> Problem: Go through the records below and copy out every line holding "icon".

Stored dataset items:
▼
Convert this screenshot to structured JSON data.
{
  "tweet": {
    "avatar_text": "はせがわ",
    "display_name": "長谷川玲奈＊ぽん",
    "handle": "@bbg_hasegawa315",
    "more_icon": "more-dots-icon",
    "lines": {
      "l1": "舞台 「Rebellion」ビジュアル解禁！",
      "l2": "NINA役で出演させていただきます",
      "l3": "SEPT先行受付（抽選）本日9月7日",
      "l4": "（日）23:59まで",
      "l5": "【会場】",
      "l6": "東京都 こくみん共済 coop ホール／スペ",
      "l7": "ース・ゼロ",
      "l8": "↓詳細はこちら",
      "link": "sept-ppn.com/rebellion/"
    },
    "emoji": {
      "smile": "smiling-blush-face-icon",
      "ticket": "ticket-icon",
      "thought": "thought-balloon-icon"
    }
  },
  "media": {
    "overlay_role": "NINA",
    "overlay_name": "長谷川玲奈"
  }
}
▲
> Answer to the exercise:
    "more_icon": "more-dots-icon",
      "smile": "smiling-blush-face-icon",
      "ticket": "ticket-icon",
      "thought": "thought-balloon-icon"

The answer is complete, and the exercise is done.